Q. Dear Umbra,
My dry cleaner offers my dress shirts on hangers (in a plastic bag) or folded, wrapped around a piece of cardboard, with a paper band around it, in a reusable paper bag. Which is better? To be honest, closet space is at a premium with my better half sharing the house, so if you would please come down on the side of shelvable folded shirts I’d appreciate it.
A. Dearest Paul,
Sometimes, in the course of my work, I am asked to go above and beyond my role as an environmental advice-giver and serve as a relationship referee to boot. I’m happy to do so — living sustainably with other human beings is often a matter of negotiation, compromise, and occasionally calling in a neutral third-party judge on the subject of closet space. But like the oracles of old, I cannot be swayed simply by your desire for folded shirts. It is my task to weigh the evidence and give my counsel independently and truthfully. In short, I calls ’em as I sees ’em.
What I’m seeing right now is a different, more important question. Ask not which method of packaging at the dry cleaner is best. Instead, let’s ask: Do I really need to dry clean my shirts in the first place?
My guess is you probably don’t, Paul — problem solved! And you can still have your shelvable shirts. Allow me to explain.
Dry cleaning — a process that uses liquid chemical solvents to remove stains and dirt — should be avoided for a number of reasons. One, it’s expensive and time-consuming (drop-offs, pick-ups, deliveries, oh my). Two, it doesn’t clean dress shirts as well as laundering. And three/four/five, it typically uses a very noxious solvent called perchloroethylene, or PERC, a carcinogen that endangers dry-cleaning employees, offgasses into your home, and pollutes the air and water around us. The less of this stuff in circulation, the better.

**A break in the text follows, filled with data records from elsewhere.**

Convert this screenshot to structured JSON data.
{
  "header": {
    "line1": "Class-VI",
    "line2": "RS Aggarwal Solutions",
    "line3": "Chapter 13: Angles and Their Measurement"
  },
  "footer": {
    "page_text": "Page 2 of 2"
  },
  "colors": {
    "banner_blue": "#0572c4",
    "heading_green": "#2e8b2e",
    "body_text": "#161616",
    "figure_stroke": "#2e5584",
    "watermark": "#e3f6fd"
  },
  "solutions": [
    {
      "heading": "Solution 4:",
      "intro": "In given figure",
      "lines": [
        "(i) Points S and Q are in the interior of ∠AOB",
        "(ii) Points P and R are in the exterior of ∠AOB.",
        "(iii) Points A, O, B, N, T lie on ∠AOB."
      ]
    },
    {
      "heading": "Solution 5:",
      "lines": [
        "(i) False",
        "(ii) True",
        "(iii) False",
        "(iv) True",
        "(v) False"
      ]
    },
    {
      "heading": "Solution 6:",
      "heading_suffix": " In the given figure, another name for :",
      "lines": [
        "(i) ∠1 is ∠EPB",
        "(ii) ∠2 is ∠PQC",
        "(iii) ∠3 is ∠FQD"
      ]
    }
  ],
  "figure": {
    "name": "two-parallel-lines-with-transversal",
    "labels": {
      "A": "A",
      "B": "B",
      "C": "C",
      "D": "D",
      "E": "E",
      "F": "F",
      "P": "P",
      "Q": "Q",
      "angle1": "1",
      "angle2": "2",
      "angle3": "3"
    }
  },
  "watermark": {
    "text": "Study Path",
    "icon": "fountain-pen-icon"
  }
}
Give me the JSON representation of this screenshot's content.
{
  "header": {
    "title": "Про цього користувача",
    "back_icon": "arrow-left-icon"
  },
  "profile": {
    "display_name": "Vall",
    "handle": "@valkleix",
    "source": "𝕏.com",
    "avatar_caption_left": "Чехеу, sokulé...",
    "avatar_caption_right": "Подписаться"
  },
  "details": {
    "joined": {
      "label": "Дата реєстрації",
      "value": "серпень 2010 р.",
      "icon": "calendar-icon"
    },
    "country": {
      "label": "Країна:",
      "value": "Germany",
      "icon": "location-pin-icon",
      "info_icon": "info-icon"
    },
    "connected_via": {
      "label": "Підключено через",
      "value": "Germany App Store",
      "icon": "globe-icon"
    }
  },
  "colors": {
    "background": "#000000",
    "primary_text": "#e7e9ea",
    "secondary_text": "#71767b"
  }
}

True, there are “greener” dry cleaners out there using other solvents, but some of these alterna-chemicals have problems of their own. A silicone-based solvent called D5 (brand name GreenEarth) is also suspected to be quite toxic, and its production releases the dreaded dioxins; another hydrocarbon treatment may be related to everything from skin irritation to central nervous system damage. A third method using liquid carbon dioxide is a safer choice, and commercial “wet cleaning” is considered the best of all — if you must have your shirts professionally freshened up, that is.
But as I said, Paul, I don’t think you do have to. I can’t claim to be a true expert in men’s fashion, so I turned to two sources that are: Esquire and GQ. Both of these menswear bibles agreed that dress shirts made of cotton are just fine cleaned in your home laundry. Also OK: linen, cashmere, polyester, acrylic, and nylon. To do it right, use the delicate cycle with gentle detergent and cold water, then skip the dryer and hang them to dry. Easy, right? And you don’t even need to wash them after every wear, especially if you favor undershirts. (Note: If you’re a brights kind of guy and you’re worried about colors bleeding in the wash, check for colorfastness first on a hidden swatch.)
Now here’s the one place where I suspect you might miss the dry cleaner’s: You’ll still need to press and fold those shirts to get them in tip-top shape for the shelf. Ironing isn’t exactly fun, I know, but it is a skill we all should master. My advice: Turn on some music every Sunday night and get in a pressing groove for the week ahead. You’ll probably come out ahead timewise, now that you’ve eliminated all those runs to the cleaner’s. And think of all the cardboard, paper bands, and bags you won’t be using.
If you just can’t quit the occasional professional cleaning, Paul — maybe you have something woolen or sequined that really needs attention — please do opt for wet cleaning whenever possible (find an option near you here). While you’re at it, why not ask them to just fold your shirts, no packaging required? Hanging aficionados can go with a reusable garment bag and BYO hangers. Either way, you’ll look sharp while reducing waste — and, I hope, restore harmony to your closet along the way.